By Kevin Werner, News Staff
There will be tougher rules for Hamilton employees who are handling cash transactions after city staff discovered early this summer a $1 million fraud that had taken place over a nine-year period.
Members of the audit, finance and administration committee agreed at its Sept. 9 meeting to a series of staff recommendations to improve the control of cash handing within city departments.
“I’m very pleased (with the recommendations),” said Stoney Creek councillor Brad Clark, a member of the committee. “It has been a long-time coming.”
The recommendations include securing money at all times; employees who handle cash should be bonded; the same person responsible for cash collections should not have any duties involving the issuing invoices, or other transactions; develop a proper refund policy with supporting documentation; and issue receipts in all instances.
The guidelines are to be established across all city departments, and should be in place by the end of the year. A report to the committee reviewing the new guidelines will be provided by the end of March 2014. The committee had asked staff to prepare tougher rules for cash handling by all employees last July.

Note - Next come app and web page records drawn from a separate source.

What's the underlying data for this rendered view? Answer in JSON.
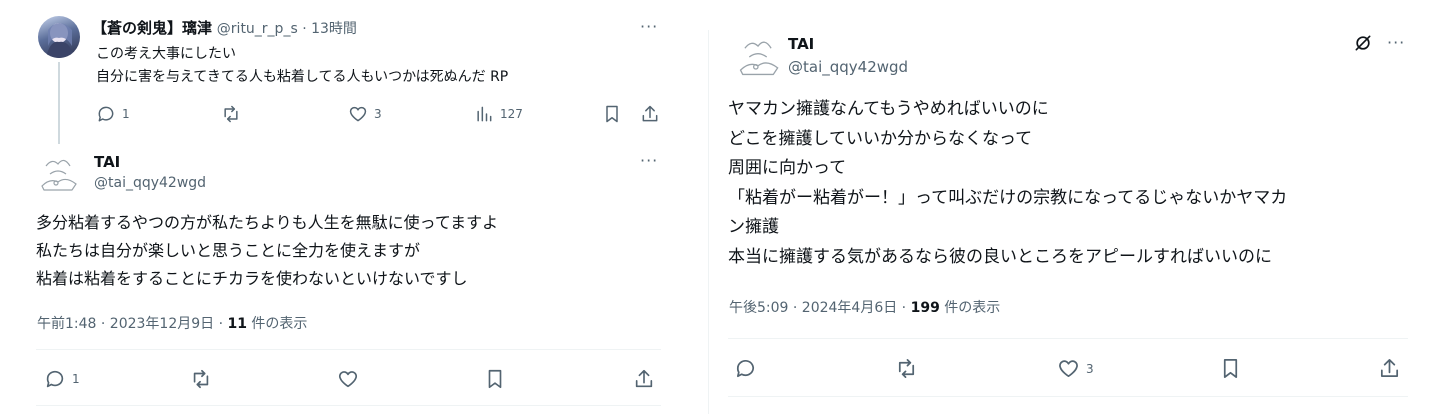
{
  "left": {
    "reply_tweet": {
      "display_name": "【蒼の剣鬼】璃津",
      "handle_time": "@ritu_r_p_s · 13時間",
      "lines": [
        "この考え大事にしたい",
        "自分に害を与えてきてる人も粘着してる人もいつかは死ぬんだ RP"
      ],
      "replies": "1",
      "likes": "3",
      "views": "127"
    },
    "main_tweet": {
      "display_name": "TAI",
      "handle": "@tai_qqy42wgd",
      "lines": [
        "多分粘着するやつの方が私たちよりも人生を無駄に使ってますよ",
        "私たちは自分が楽しいと思うことに全力を使えますが",
        "粘着は粘着をすることにチカラを使わないといけないですし"
      ],
      "time": "午前1:48 · 2023年12月9日 · ",
      "views": "11",
      "views_suffix": " 件の表示",
      "replies": "1"
    }
  },
  "right": {
    "tweet": {
      "display_name": "TAI",
      "handle": "@tai_qqy42wgd",
      "lines": [
        "ヤマカン擁護なんてもうやめればいいのに",
        "どこを擁護していいか分からなくなって",
        "周囲に向かって",
        "「粘着がー粘着がー！」って叫ぶだけの宗教になってるじゃないかヤマカ",
        "ン擁護",
        "本当に擁護する気があるなら彼の良いところをアピールすればいいのに"
      ],
      "time": "午後5:09 · 2024年4月6日 · ",
      "views": "199",
      "views_suffix": " 件の表示",
      "likes": "3"
    }
  },
  "colors": {
    "text": "#0f1419",
    "secondary": "#536471",
    "divider": "#eff3f4"
  }
}
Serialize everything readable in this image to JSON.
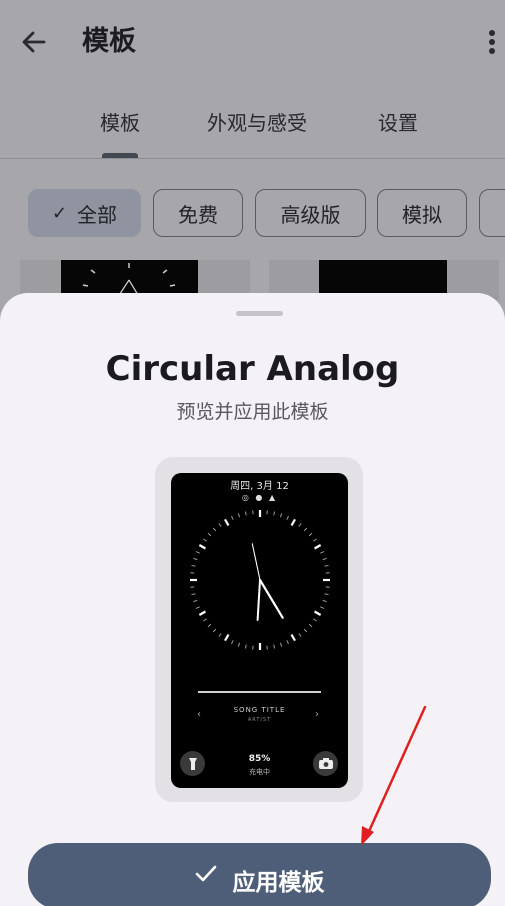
{
  "header": {
    "title": "模板"
  },
  "tabs": [
    {
      "label": "模板",
      "selected": true
    },
    {
      "label": "外观与感受",
      "selected": false
    },
    {
      "label": "设置",
      "selected": false
    }
  ],
  "filter_chips": [
    {
      "label": "全部",
      "selected": true
    },
    {
      "label": "免费",
      "selected": false
    },
    {
      "label": "高级版",
      "selected": false
    },
    {
      "label": "模拟",
      "selected": false
    }
  ],
  "sheet": {
    "title": "Circular Analog",
    "subtitle": "预览并应用此模板",
    "preview": {
      "date": "周四, 3月 12",
      "status_icons": [
        "whatsapp-icon",
        "alarm-icon",
        "bell-icon"
      ],
      "song_title": "SONG TITLE",
      "artist": "ARTIST",
      "battery": "85%",
      "charging": "充电中",
      "clock_hour": 4,
      "clock_minute": 58
    },
    "apply_label": "应用模板"
  },
  "colors": {
    "scrim": "#a7a6aa",
    "sheet_bg": "#f4f2f6",
    "button": "#4f5e78",
    "chip_selected": "#8f94a0",
    "annotation_arrow": "#e02020"
  }
}
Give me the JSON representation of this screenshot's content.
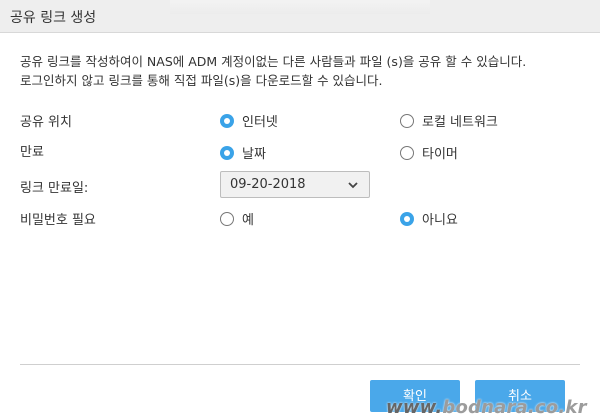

The recommendations will be voted upon at the Sept. 11 council meeting.
An employee was fired in June after a city review of cash handling discovered an alleged fraud of about $1 million. City staff said the loss of money had taken over a period of about nine years. City officials have not confirmed the employee involved.
But he has been identified as Michael Hawrylyshn, an accounts receivable co-ordinator.
The Hamilton Police Service, which city officials had called in to investigate the incident, remains on-going.
Mike Zegarac, the acting general manager of corporate finance, said the incident relates to transactions between the city and its service providers. One of the departments affected includes the Hamilton Farmers’ Market, and the collection of rent money from market vendors.
The city hired its own forensic accountant to review the implications of the incident. Zegarac said the consultant has reviewed the city’s new cash handling recommendations.
“This starts a process,” said Dundas councillor Russ Powers, a member of the committee. “All of us have expressed concerns. There was a commonality of legitimate concerns about cash handling. It may take a little time to implement (the recommendations).”